Other Coat Traits

Furnishings LINKAGE
Likely unfurnished (no mustache, beard, and/or eyebrows)
Coat Length
Likely short or mid-length coat
Shedding
Likely heavy/seasonal shedding
Coat Texture
Likely straight coat
Hairlessness (Xolo type) LINKAGE
Very unlikely to be hairless
Hairlessness (Terrier type)
Very unlikely to be hairless
Oculocutaneous Albinism Type 2 LINKAGE
Likely not albino
Other Body Features

Other Body Features

Muzzle Length
Likely medium or long muzzle
Tail Length
Likely normal-length tail
Hind Dew Claws
Unlikely to have hind dew claws
Back Muscling & Bulk (Large Breed)
Likely normal muscling
Eye Color LINKAGE
Less likely to have blue eyes
Body Size

Body Size

Body Size 1
Intermediate
Body Size 2
Larger
Body Size 3
Larger
Body Size 4
Larger
Body Size 5
Larger
Performance

Performance

Altitude Adaptation
Normal altitude tolerance

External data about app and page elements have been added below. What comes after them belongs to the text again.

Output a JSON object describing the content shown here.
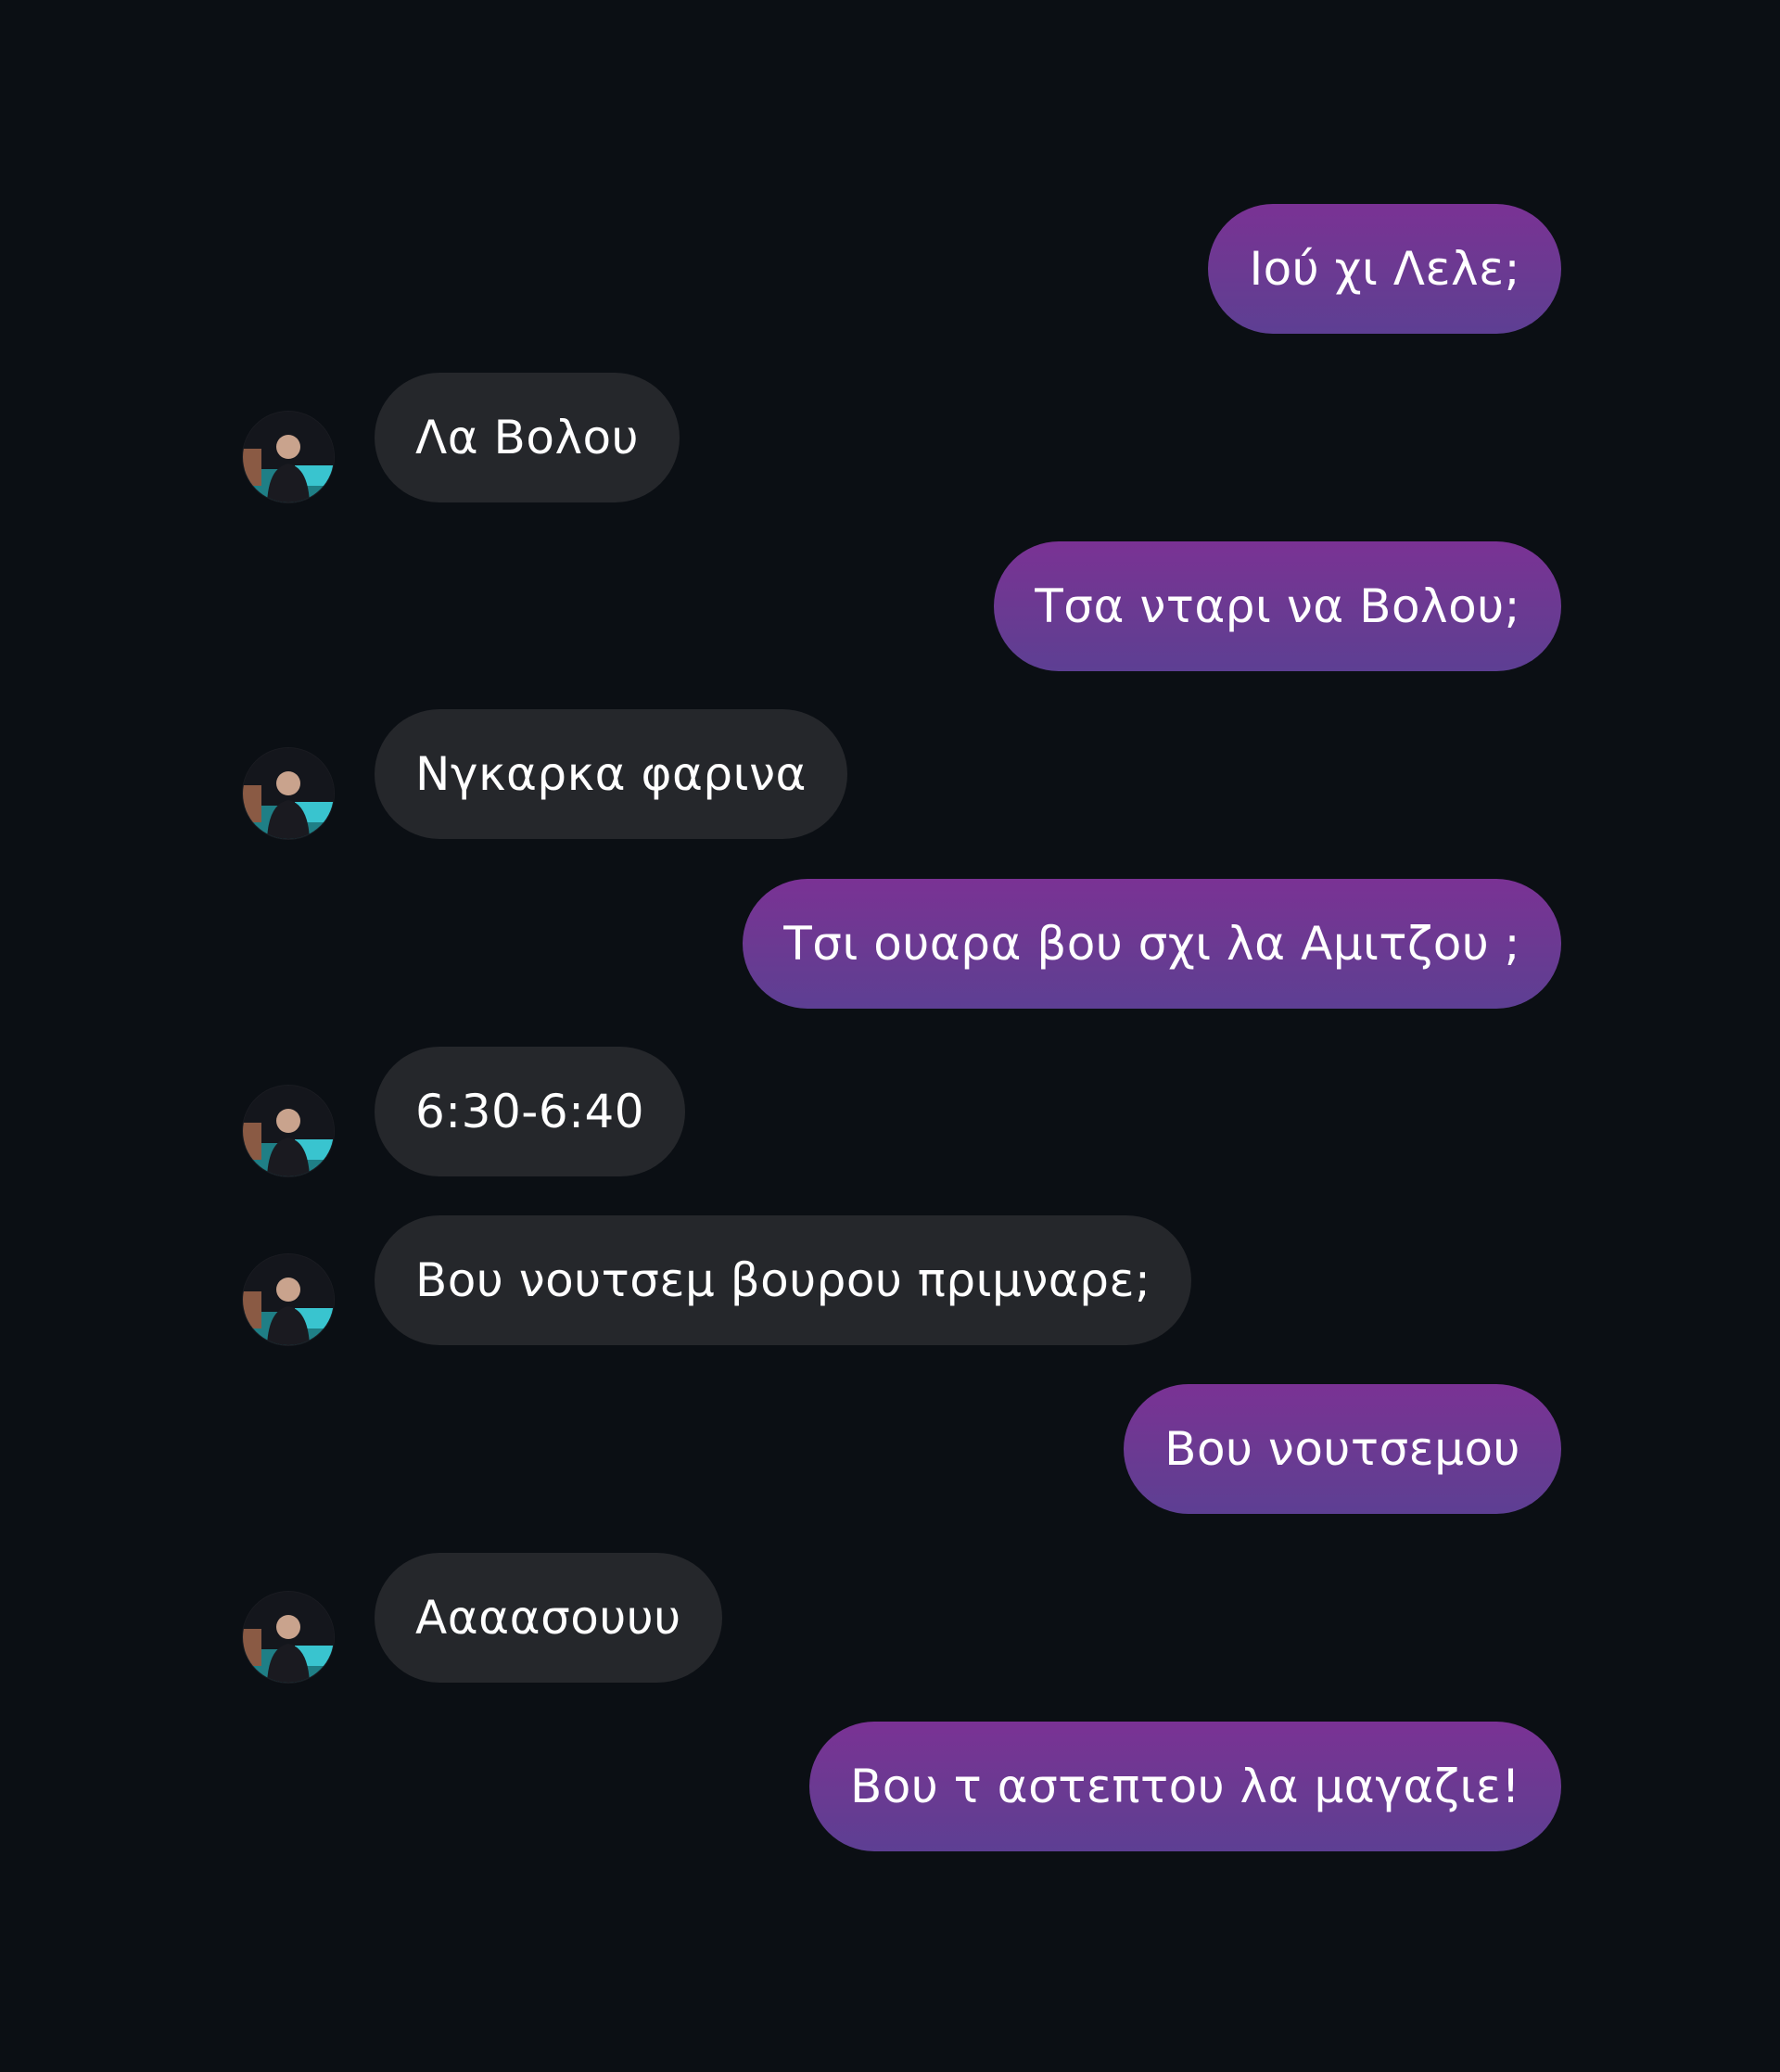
{
  "chat": {
    "messages": [
      {
        "direction": "outgoing",
        "text": "Ιού χι Λελε;"
      },
      {
        "direction": "incoming",
        "text": "Λα Βολου",
        "avatar_icon": "contact-avatar"
      },
      {
        "direction": "outgoing",
        "text": "Τσα νταρι να Βολου;"
      },
      {
        "direction": "incoming",
        "text": "Νγκαρκα φαρινα",
        "avatar_icon": "contact-avatar"
      },
      {
        "direction": "outgoing",
        "text": "Τσι ουαρα βου σχι λα Αμιτζου ;"
      },
      {
        "direction": "incoming",
        "text": "6:30-6:40",
        "avatar_icon": "contact-avatar"
      },
      {
        "direction": "incoming",
        "text": "Βου νουτσεμ βουρου πριμναρε;",
        "avatar_icon": "contact-avatar"
      },
      {
        "direction": "outgoing",
        "text": "Βου νουτσεμου"
      },
      {
        "direction": "incoming",
        "text": "Αααασουυυ",
        "avatar_icon": "contact-avatar"
      },
      {
        "direction": "outgoing",
        "text": "Βου τ αστεπτου λα μαγαζιε!"
      }
    ]
  },
  "colors": {
    "background": "#0b0f14",
    "outgoing_bubble": "#6a3a92",
    "incoming_bubble": "#25272b",
    "text": "#ffffff"
  }
}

Through Stout’s mitochondrial DNA we can trace his mother’s ancestry back to where dogs and people first became friends. This map helps you visualize the routes that his ancestors took to your home. Their story is described below the map.

Haplogroup

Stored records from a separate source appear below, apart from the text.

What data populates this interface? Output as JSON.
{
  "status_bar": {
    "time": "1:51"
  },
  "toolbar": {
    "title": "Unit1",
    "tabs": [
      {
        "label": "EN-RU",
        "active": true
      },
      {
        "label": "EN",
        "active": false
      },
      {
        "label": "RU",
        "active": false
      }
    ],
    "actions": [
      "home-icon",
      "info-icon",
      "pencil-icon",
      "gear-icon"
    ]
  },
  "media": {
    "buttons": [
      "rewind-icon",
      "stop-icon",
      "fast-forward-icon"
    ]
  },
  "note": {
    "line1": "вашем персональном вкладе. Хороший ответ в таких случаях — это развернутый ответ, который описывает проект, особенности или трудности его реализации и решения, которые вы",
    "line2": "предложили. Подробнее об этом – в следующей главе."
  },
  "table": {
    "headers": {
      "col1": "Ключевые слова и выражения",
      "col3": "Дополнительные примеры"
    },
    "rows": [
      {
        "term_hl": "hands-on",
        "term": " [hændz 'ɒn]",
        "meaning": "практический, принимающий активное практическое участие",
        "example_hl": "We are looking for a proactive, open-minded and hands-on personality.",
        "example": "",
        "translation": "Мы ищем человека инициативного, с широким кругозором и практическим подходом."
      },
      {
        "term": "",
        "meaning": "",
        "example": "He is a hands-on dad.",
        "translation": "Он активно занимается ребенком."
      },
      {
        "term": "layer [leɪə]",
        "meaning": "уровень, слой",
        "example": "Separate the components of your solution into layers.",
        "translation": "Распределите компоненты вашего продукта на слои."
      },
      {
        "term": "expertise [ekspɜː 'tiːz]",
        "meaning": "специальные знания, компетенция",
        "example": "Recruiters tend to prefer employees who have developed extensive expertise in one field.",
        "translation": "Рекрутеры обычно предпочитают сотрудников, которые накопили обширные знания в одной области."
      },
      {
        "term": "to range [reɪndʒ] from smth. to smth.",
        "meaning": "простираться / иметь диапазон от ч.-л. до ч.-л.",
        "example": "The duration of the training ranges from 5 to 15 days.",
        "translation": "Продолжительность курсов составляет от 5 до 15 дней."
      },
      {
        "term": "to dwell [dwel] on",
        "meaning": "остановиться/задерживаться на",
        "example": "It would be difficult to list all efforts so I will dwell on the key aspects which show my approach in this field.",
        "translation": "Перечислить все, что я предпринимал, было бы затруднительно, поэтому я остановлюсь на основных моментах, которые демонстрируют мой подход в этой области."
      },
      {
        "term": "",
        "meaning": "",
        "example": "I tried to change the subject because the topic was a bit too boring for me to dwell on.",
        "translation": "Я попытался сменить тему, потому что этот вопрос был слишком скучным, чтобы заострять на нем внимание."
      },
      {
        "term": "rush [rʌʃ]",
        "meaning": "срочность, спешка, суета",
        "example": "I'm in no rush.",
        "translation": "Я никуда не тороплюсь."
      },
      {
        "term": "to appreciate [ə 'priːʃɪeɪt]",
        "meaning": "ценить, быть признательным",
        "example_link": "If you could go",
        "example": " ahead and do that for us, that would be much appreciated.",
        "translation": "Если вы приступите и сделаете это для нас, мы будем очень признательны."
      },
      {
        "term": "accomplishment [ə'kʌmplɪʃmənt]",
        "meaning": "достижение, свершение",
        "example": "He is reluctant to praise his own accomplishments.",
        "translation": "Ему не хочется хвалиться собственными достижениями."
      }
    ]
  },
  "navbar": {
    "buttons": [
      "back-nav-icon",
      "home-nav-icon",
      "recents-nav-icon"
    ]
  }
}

A1b

Haplotype

A18/19/20/21/27/36/94/109/361

Map

A1b

Stout’s Haplogroup

This female lineage was very likely one of the original lineages in the wolves that were first domesticated into dogs in Central Asia about 15,000 years ago. Since then, the lineage has been very successful and travelled the globe! Dogs from this group are found in ancient Bronze Age fossils in the Middle East and southern Europe. By the end of the Bronze Age, it became exceedingly common in Europe. These dogs later became many of the dogs that started some of today's most popular breeds, like German Shepherds, Pugs, Whippets, English Sheepdogs and Miniature Schnauzers. During the period of European colonization, the lineage became even more widespread as European dogs followed their owners to far-flung places like South America and Oceania. It's now found in many popular breeds as well as village dogs across the world!

A18/19/20/21/27/36/94/109/361

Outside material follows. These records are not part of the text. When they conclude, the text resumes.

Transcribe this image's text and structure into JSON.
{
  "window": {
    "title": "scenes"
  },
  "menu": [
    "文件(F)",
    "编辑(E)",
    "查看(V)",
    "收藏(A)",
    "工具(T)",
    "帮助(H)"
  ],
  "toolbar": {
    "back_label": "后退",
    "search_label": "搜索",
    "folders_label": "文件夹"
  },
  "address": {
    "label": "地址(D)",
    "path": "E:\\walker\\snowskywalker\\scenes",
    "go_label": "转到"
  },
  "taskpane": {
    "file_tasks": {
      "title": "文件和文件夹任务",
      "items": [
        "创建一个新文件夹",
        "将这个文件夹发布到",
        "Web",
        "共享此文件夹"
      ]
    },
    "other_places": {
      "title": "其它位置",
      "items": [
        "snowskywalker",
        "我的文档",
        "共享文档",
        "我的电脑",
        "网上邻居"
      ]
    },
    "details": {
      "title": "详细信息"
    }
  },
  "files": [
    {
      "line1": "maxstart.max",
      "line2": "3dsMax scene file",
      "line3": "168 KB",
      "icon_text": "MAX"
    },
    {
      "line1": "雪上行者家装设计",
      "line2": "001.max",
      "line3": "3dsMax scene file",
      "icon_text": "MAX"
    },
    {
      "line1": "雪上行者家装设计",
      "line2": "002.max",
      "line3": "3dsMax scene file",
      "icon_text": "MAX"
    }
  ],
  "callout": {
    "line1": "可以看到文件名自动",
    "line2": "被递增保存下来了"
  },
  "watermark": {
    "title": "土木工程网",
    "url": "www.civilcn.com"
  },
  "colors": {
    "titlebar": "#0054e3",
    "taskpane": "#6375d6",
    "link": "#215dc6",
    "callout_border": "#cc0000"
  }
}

Stout’s Haplotype

Part of the large A1b haplogroup, we see this haplotype in village dogs in over 25 countries across the world. We have detected this haplotype in lots of breeds, and it occurs most commonly in German Shepherd Dogs, Maltese, English Springer Spaniels, and English Setters.

Some other Embark dogs with this haplotype:

A1b is the most common haplogroup found in German Shepherds.

Through Stout’s Y-chromosome we can trace his father’s ancestry back to where dogs and people first became friends. This map helps you visualize the routes that his ancestors took to your home. Their story is described below the map.

Haplogroup

A1a

Haplotype

H1a.1

Map

A1a

Stout’s Haplogroup

Some of the wolves that became the original dogs in Central Asia around 15,000 years ago came from this long and distinguished line of male dogs. After domestication, they followed their humans from Asia to Europe and then didn't stop there. They took root in Europe, eventually becoming the dogs that founded the Vizsla breed 1,000 years ago. The Vizsla is a Central European hunting dog, and all male Vizslas descend from this line. During the Age of Exploration, like their owners, these pooches went by the philosophy, "Have sail, will travel!" From the windy plains of Patagonia to the snug and homey towns of the American Midwest, the beaches of a Pacific paradise, and the broad expanse of the Australian outback, these dogs followed their masters to the outposts of empires. Whether through good fortune or superior genetics, dogs from the A1a lineage traveled the globe and took root across the world. Now you find village dogs from this line frolicking on Polynesian beaches, hanging out in villages across the Americas, and scavenging throughout Old World settlements. You can also find this "prince of patrilineages" in breeds as different as German Shepherds, Golden Retrievers, Pugs, Border Collies, Scottish Terriers, and Irish Wolfhounds. No male wolf line has been as successful as the A1a line!

H1a.1

Stout’s Haplotype

Part of the large A1a haplogroup, this common haplotype occurs in village dogs all over the world (outside of Asia), with many occurring in Central and South America. We have found this haplotype frequently in Bernese Mountain Dogs, Australian Shepherds, and Boston Terriers.

Some other Embark dogs with this haplotype:

Dogs with A1a lineage travelled during European Colonial times.